Charmaine Ng | Architecture & Lifestyle Blog

I liked the overall theme of this post, but really, really could have done without the fat references/ dancing off food etc. Let’s move away from that rhetoric! I know it’s tongue-in-cheek, but…that humor belongs back in 2013 :).



As a sober person (because I am an alcoholic) I find this series…offensive isn’t the right word… just not really representative of most people I know who struggle with alcohol. It is nice to see sobriety portrayed as a casual option for people who don’t wrestle with addiction though.

That was inspiring! We live in a very alcohol-friendly culture that makes it seem like it’s impossible to have fun without it! It can definitely feel hard to resist. Thank you for sharing your story!

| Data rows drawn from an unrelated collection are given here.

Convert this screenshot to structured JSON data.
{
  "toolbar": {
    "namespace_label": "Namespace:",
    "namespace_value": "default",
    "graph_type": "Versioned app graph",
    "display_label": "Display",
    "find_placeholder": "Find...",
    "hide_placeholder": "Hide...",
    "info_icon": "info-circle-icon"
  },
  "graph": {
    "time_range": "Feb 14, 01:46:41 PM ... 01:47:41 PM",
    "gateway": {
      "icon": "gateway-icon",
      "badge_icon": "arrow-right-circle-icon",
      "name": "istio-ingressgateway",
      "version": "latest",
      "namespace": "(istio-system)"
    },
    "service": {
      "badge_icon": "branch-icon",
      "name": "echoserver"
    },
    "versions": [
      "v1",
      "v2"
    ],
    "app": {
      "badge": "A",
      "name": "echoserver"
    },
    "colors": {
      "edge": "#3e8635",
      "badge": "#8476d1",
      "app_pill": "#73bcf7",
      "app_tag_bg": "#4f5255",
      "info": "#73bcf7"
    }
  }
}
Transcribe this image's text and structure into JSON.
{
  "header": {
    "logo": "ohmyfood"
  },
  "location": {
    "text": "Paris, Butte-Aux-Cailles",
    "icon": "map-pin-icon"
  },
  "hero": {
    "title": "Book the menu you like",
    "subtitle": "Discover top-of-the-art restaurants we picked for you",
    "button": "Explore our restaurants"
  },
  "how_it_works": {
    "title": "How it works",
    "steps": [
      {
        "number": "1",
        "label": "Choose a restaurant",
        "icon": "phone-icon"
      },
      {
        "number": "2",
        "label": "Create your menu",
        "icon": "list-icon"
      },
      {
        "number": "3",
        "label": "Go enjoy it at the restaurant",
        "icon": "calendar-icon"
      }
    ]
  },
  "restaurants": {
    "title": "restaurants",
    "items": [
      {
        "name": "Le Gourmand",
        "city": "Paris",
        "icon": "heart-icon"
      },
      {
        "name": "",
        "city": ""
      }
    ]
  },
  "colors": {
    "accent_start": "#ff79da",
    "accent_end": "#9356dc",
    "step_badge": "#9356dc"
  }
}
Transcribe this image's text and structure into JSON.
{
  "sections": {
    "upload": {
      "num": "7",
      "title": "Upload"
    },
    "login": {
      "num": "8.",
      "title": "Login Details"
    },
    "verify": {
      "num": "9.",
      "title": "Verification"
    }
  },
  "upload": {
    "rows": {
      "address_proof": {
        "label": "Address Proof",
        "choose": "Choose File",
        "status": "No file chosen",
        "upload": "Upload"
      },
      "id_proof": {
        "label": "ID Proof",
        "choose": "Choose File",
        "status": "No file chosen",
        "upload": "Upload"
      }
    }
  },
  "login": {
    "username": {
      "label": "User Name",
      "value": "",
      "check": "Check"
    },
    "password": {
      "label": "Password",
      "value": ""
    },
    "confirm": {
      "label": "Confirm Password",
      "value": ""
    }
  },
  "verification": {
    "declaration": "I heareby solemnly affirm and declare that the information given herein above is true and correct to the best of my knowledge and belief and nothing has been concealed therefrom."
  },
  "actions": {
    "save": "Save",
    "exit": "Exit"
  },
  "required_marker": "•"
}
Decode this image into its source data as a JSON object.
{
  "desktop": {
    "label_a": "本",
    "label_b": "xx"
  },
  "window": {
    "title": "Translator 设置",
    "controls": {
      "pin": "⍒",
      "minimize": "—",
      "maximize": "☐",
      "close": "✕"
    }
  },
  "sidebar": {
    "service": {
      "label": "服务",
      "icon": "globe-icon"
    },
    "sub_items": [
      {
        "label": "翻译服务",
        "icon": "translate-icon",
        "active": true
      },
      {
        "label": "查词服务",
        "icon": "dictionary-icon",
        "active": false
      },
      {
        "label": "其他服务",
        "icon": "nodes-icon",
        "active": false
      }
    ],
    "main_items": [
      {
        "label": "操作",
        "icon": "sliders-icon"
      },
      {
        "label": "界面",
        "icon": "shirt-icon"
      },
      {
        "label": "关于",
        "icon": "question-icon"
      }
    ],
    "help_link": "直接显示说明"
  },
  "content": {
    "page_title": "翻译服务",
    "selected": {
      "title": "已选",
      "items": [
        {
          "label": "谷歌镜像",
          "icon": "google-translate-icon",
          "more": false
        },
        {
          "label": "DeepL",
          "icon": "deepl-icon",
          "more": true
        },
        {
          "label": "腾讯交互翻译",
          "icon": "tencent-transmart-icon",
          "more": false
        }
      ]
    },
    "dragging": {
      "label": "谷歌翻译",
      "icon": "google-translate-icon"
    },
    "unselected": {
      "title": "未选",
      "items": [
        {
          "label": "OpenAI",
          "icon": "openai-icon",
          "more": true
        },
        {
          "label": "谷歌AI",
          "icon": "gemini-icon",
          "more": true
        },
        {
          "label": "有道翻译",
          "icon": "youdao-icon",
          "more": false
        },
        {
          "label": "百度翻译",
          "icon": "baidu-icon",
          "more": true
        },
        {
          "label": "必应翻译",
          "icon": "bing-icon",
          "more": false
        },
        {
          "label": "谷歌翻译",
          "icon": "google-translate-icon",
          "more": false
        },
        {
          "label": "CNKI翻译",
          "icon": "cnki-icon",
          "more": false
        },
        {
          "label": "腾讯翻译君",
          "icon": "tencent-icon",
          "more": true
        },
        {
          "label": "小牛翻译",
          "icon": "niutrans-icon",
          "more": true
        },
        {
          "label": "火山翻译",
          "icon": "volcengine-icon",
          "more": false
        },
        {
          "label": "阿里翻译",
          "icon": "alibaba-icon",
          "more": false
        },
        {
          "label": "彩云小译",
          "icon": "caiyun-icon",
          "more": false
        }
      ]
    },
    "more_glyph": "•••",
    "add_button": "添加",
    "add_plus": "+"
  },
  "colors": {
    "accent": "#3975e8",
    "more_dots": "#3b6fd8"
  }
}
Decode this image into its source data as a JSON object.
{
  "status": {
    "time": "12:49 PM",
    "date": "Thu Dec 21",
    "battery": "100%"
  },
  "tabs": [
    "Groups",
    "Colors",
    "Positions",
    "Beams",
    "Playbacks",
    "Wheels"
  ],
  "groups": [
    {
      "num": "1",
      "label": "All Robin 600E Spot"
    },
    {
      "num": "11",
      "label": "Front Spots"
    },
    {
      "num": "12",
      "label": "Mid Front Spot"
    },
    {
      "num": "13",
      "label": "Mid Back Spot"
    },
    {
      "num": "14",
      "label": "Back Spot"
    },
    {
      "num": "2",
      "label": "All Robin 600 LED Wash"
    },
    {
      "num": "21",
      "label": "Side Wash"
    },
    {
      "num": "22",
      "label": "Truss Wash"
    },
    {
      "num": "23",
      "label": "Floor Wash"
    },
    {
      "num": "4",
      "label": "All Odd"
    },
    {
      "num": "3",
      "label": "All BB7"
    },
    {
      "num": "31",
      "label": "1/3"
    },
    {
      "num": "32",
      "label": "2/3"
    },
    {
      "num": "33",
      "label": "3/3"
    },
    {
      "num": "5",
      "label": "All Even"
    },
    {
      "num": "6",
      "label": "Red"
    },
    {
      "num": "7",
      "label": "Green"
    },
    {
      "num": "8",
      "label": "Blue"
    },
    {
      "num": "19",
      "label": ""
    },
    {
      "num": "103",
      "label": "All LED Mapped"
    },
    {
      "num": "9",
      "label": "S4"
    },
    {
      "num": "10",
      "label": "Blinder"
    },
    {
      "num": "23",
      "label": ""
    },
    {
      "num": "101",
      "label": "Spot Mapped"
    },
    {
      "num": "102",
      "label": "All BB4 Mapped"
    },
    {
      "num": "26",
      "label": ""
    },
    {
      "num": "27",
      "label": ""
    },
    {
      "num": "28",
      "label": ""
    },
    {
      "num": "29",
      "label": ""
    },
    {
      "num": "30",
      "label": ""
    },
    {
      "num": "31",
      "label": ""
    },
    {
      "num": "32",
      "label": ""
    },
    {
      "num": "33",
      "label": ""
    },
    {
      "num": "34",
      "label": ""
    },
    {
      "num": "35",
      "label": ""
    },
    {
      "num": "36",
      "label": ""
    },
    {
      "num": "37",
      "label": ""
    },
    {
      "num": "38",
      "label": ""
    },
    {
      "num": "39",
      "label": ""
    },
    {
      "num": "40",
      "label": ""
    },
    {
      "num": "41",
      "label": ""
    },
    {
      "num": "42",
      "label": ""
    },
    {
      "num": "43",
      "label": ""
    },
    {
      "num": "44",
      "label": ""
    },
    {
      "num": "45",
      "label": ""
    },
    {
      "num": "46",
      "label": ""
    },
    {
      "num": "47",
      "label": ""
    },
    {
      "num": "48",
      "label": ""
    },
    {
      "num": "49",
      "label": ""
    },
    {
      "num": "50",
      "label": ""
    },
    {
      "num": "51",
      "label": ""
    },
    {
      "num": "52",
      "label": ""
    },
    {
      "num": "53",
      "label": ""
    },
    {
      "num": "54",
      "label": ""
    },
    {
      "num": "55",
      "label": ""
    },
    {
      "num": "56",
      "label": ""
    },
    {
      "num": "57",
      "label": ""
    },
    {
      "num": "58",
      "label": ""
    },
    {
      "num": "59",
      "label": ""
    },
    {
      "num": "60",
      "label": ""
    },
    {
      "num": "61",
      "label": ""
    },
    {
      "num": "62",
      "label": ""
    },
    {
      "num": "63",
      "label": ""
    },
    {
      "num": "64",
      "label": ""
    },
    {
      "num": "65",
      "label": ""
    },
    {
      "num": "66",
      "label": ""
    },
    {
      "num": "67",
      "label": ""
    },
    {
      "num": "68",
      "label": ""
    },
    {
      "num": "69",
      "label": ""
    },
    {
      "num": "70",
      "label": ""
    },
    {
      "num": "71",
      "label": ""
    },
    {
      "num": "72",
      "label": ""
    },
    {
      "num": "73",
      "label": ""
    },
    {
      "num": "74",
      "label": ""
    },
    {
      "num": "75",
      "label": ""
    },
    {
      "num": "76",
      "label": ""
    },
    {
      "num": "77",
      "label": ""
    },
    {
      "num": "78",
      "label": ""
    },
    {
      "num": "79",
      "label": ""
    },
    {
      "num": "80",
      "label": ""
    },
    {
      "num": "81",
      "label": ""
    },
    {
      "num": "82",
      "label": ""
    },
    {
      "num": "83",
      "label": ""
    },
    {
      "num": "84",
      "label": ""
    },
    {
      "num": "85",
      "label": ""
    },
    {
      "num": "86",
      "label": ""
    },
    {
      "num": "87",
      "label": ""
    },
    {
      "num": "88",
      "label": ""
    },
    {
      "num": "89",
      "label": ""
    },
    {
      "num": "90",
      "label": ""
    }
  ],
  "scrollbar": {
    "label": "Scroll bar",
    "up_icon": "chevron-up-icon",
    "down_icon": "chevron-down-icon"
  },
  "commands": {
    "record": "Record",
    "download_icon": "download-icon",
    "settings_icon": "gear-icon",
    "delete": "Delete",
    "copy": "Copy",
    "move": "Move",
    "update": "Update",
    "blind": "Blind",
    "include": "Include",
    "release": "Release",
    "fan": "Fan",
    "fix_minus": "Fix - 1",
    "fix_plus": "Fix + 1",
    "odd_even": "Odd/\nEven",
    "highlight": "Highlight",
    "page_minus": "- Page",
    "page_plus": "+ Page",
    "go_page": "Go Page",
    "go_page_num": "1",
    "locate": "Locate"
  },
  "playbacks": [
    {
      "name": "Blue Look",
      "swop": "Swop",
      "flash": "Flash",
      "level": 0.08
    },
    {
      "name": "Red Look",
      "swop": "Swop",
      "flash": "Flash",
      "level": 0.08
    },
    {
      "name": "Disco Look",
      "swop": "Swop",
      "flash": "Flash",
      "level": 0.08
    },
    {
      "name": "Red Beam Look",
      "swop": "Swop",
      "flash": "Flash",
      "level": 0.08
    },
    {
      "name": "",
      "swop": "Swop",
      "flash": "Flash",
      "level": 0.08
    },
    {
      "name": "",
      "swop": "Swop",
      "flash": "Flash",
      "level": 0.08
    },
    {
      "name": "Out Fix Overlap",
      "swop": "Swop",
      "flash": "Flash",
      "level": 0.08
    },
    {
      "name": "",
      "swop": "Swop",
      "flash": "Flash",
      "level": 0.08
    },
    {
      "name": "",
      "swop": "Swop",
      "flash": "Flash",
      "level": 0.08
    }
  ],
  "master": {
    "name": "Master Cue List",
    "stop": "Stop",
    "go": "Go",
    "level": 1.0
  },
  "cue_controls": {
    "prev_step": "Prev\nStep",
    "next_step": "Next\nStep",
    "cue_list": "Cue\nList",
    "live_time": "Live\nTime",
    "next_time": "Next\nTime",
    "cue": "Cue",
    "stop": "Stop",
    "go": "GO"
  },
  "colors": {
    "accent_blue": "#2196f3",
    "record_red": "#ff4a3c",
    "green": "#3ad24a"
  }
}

Thanks for posting this! I wish our culture would embrace sobriety and let it be normal. I have been sober for almost 6 years and still can feel uncomfortable in social situations where everyone else is drinking. I agree with another comment that this post is just a little too easy, as in lots of people (me included) find it excruciating not to drink. Even though I do feel better and know its best for me not too.